MONTANA: In Montana, abortion remains protected by a 1999 decision of the Montana Supreme Court that Republican leaders are actively challenging, according to the Montana Free Press. “All eyes in Montana need to be on our own judicial branch of government,” Montana Senate President Mark Blasdel and House Majority Leader Sue Vinton said in a joint statement in June. Montana has a blocked 20-week abortion ban.
Conservatives could upend the Montana Supreme Court’s pro-abortion majority by flipping a seat on the court in November.
ALASKA: Republicans have also made renewed calls for restrictions in Alaska, which has had strong abortion protections for decades despite the state’s conservative leanings. In November, Alaska voters will decide whether to call a convention that could change the state constitution in favor of life.
Which states will protect abortion access?
More than a dozen other states have legal abortion protections in place and are unlikely to reverse them in the immediate future: California, Colorado, Connecticut, Delaware, Hawaii, Illinois, Maine, Maryland, Massachusetts, Minnesota, Nevada, New Jersey, New York, Oregon, Rhode Island, Vermont, and Washington, as well as Washington, D.C.
None of those states prohibits elective abortion before 24 weeks, and many of them have already announced extreme measures to expand abortion access, including for out-of-state women. Alaska, Colorado, New Jersey, New Mexico, Oregon, Vermont, and D.C. have no gestational limits on abortion at all.
Three states – Pennsylvania, New Hampshire, and New Mexico – do not explicitly protect abortion but are considered unlikely to advance restrictions for now due to pro-abortion state leaders.

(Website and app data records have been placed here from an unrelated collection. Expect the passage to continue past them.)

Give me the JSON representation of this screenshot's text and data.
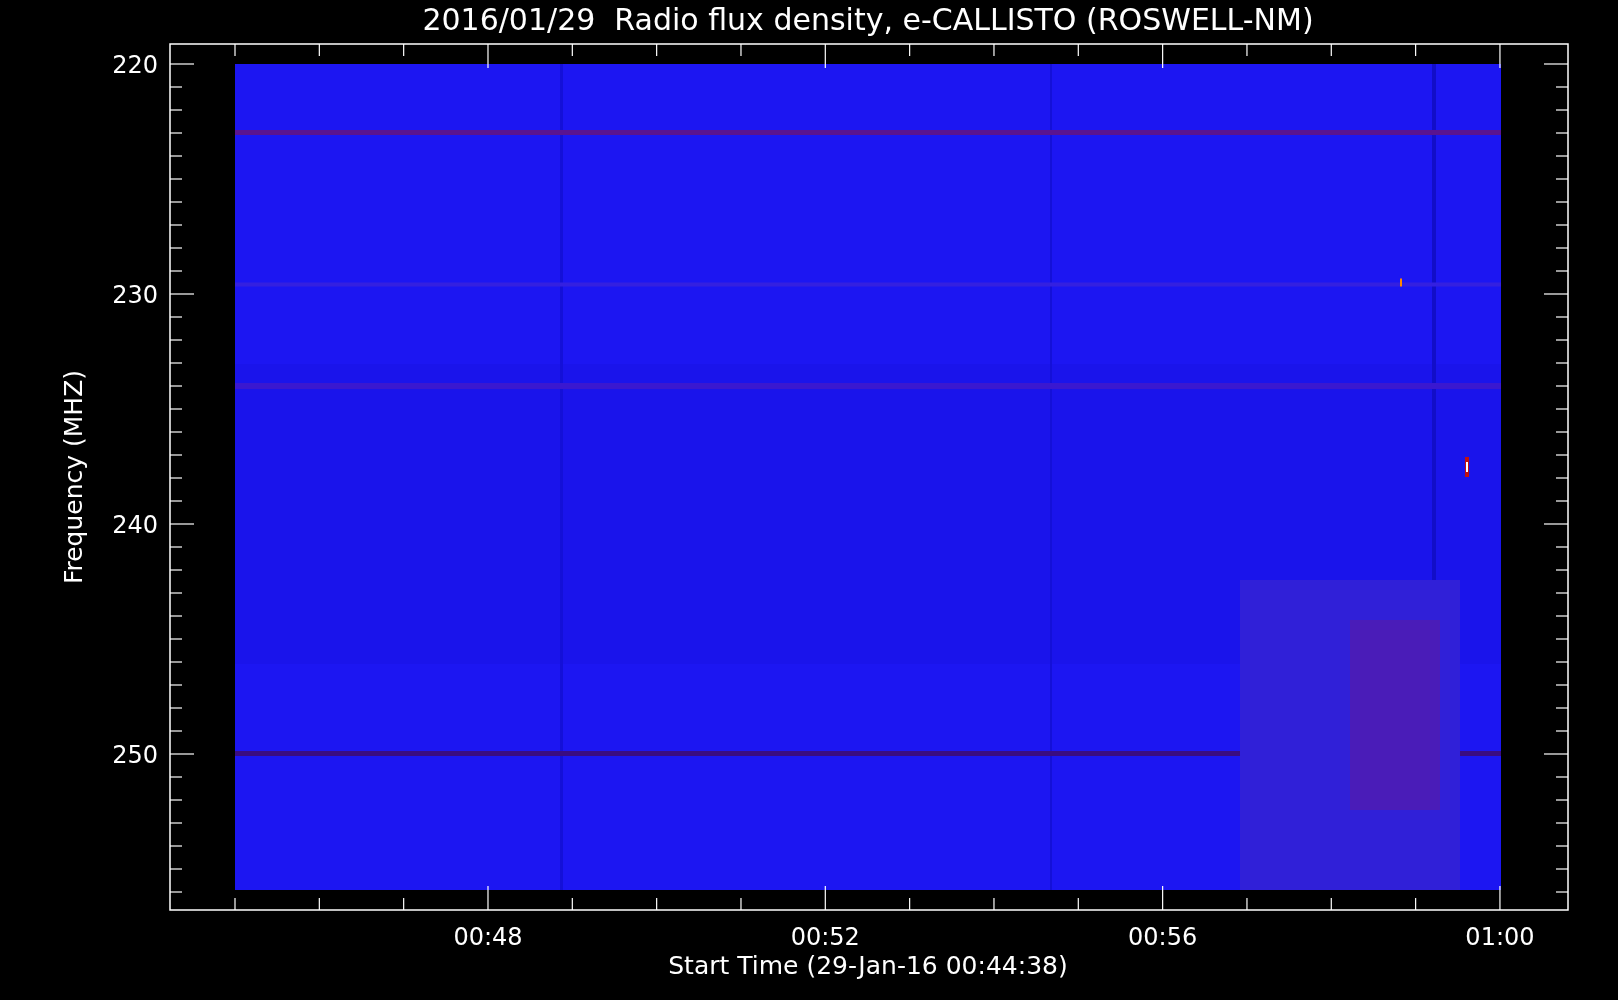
{
  "title": "2016/01/29  Radio flux density, e-CALLISTO (ROSWELL-NM)",
  "y_axis": {
    "label": "Frequency (MHZ)",
    "ticks": [
      "220",
      "230",
      "240",
      "250"
    ]
  },
  "x_axis": {
    "label": "Start Time (29-Jan-16 00:44:38)",
    "ticks": [
      "00:48",
      "00:52",
      "00:56",
      "01:00"
    ]
  }
}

State Sen. Doug Mastriano, the Republican nominee for Pennsylvania governor, has sponsored a heartbeat bill in the state’s GOP-controlled legislature and said he would sign it as governor. Mastriano has also said he would back a total ban at conception and does not support any exceptions. Elective abortion is legal in Pennsylvania up to 24 weeks.
Mark Ronchetti, the Republican nominee for the New Mexico governor’s race this year, has said he would seek to end late-term and partial-birth abortion if elected, but added that he would need the support of the heavily Democratic New Mexico Legislature.

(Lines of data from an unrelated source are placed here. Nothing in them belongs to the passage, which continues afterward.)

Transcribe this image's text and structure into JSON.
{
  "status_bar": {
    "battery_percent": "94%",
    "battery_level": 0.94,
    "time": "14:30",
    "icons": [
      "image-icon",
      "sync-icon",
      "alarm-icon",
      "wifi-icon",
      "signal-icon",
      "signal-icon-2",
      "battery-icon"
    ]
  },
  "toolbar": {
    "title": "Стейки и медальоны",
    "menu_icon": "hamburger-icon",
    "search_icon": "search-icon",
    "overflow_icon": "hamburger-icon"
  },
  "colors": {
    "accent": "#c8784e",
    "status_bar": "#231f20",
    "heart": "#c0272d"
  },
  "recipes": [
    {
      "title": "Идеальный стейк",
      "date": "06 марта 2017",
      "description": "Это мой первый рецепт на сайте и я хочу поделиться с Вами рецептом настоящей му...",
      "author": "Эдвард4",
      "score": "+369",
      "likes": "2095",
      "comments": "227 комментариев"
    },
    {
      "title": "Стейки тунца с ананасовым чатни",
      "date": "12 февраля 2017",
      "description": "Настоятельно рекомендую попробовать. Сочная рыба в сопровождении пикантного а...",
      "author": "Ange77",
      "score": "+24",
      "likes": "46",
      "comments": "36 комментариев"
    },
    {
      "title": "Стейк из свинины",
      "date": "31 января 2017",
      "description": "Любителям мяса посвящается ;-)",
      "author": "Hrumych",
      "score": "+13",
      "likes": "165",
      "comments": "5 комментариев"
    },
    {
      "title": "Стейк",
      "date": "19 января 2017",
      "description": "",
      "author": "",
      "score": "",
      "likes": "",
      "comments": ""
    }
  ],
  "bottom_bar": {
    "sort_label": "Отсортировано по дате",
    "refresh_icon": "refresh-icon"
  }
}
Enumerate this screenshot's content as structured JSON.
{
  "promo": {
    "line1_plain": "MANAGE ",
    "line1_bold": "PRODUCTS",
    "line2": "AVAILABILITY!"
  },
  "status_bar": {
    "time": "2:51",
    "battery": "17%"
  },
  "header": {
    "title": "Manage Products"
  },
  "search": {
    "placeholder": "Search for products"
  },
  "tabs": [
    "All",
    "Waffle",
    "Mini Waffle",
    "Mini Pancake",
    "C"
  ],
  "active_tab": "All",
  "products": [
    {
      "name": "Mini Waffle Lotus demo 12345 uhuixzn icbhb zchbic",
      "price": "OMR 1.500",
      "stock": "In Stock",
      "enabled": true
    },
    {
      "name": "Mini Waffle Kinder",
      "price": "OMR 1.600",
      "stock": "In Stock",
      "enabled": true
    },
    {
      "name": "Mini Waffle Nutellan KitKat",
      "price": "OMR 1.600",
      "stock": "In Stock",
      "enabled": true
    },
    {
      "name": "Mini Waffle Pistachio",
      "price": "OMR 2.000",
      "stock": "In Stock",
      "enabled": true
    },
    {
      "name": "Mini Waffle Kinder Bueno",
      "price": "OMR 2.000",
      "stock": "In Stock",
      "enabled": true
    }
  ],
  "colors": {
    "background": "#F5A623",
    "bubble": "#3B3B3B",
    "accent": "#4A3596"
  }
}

RealClearPolitics rates the Pennsylvania and New Mexico governor’s elections as toss-ups.
Pro-abortion Republican New Hampshire Gov. Chris Sununu is favored to win re-election in the Granite State in November. He reluctantly signed a 24-week ban passed by the Republican state legislature last year.